Feds Releasing Funds to Harden WAPA

Secretary Marcia Fudge speaks at a New Jersey groundbreaking in May of 2021. (Shutterstock)

A lack of electrical power always makes Virgin Islanders’ recovery from a hurricane difficult. This was especially felt in the aftermath of the 2017 hurricanes, when power was not restored to some areas for months. The discussion between federal officials and territory officials that had been going on for years concerning the “hardening” of the power grid, so it would not be devastated, routinely intensified.

The discussion came quickly but money did not. Now, with a new administration in Washington, D.C., that is changing.

The U.S. Department of Housing and Urban Development earlier this week announced that $2 billion in Community Development Block Grant Disaster Recovery funds is available for the electric power systems in Puerto Rico and the U.S. Virgin Islands.

“Today’s announcement is an important step in addressing the recovery and resilience needs of Puerto Rico and the U.S. Virgin Islands,” HUD Secretary Marcia Fudge said in a release. “By opening the door to this $2 billion in funding, HUD is enabling Puerto Rico and the USVI to improve the reliability and resilience of their electrical systems.”

Delegate to Congress Stacey Plaskett, a member of the House Ways and Means Committee, said the announcement meant HUD was taking steps “to release much needed, long-awaited funding for our disaster recovery efforts in the Virgin Islands and Puerto Rico.” She said in a press release that this funding gives the U.S. Virgin Islands the ability to improve the resilience and the hardening of the electrical systems in order to both withstand the impacts of climate change and contribute less to its causes.

Jean Greaux, director of communications at the Water and Power Authority, told the Source Thursday, “Initially, the funding was restricted to new generation for the power plants, however, the rules have been amended to allow for more flexible spending on mitigation projects. WAPA is meeting with its local and federal partners to make a final determination on projects.”

In the official announcement HUD officials wrote, “In 2017, Hurricanes Irma and Maria damaged significant elements of the electricity systems in Puerto Rico and the USVI. Following the hurricanes, five months of repairs were required in order to restore power to the USVI, and approximately eleven months of repairs were needed to restore power to Puerto Rico.
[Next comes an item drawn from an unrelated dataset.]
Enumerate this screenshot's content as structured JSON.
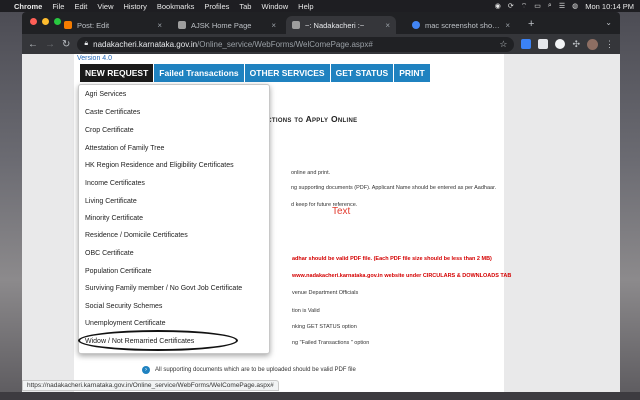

CDBG-DR funds for electrical power system improvements provide a unique and significant opportunity for these grantees to carry out strategic and high-impact activities to address necessary expenses and mitigate disaster risks to their electrical power systems, improve system reliability, resiliency, efficiency, sustainability, and address each system’s long-term financial viability.”

The HUD press release announcing the funding aid had a political message, too. It said, “Since its first days, the Biden-Harris Administration has prioritized action to enable stronger recovery for Puerto Rico and the USVI. This includes obligating long-awaited disaster recovery funds and removing onerous restrictions placed on the grants.”